In this blog post we will look at 3 different ways to add the JPlanner.jar library to your project in the NetBeans IDE. The projects are:
- Java Application with Maven
- Java Application wtih Gradle
- Java Appliation with Ant
We assume you have downloaded the JPlanner.jar either with the trial version of Scheduling for Java Swing or with one of the samples.
I. Java Application with Maven
Right click on the “Dependencies” node in your project tree and choose “Add Dependency”:
In this blog post we will show you how to open the sample projects that come with the MindFusion Scheduling library for Java Swing with Apache NetBeans IDE.
The samples for MindFusion JPlanner are available from two sources:
- The download archive, which contains all samples in seperate folders. Each sample links to the planner *.jar file.
- The samples page where the samples can be downloaded separately. Each sample contains the *.jar file of the scheduling library.
By default the sample folders cannot be opened as projects in NetBeans. You should import them with File -> Import Project -> Eclipse Project.
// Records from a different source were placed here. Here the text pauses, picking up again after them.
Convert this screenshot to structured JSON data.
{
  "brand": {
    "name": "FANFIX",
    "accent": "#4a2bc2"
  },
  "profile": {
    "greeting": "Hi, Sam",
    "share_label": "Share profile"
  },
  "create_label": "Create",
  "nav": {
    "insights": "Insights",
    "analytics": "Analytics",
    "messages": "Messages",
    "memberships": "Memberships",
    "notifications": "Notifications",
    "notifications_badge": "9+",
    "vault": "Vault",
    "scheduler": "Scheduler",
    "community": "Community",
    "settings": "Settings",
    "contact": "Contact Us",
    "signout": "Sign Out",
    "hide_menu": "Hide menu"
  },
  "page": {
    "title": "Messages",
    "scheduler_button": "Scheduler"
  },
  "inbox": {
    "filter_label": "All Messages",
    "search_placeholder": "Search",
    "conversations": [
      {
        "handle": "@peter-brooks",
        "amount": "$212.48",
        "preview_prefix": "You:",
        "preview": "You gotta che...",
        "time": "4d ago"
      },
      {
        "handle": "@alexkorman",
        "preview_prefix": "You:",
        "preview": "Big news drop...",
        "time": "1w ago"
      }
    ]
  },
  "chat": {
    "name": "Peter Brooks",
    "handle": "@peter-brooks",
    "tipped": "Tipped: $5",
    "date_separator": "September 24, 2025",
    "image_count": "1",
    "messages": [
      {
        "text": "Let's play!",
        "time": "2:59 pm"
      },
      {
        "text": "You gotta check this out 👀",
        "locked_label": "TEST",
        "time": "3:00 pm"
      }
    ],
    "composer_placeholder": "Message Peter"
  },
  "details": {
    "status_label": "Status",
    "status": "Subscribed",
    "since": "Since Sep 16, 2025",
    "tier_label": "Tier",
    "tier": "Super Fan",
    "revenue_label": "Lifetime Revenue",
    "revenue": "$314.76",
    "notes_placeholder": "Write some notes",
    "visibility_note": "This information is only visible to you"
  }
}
In this blog post we will look at 3 different ways of customizing diagram links. They are:
- Drawing one ShapeNode in the middle of the link.
- Drawing a rectangle in the middle of a link.
- Drawing a ShapeNode at conjunction points.
The following image illustrates DiagramLink s created by each of the three methods.
In this post we’ll review several ways to let users align diagram nodes. The sample code is for WPF, but similar properties and methods exist in MindFusion.Diagramming APIs for other platforms.
In this post we’ll show one possible way of using MindFusion WPF Diagram with custom model objects, and will create a simple Sankey diagram as an example.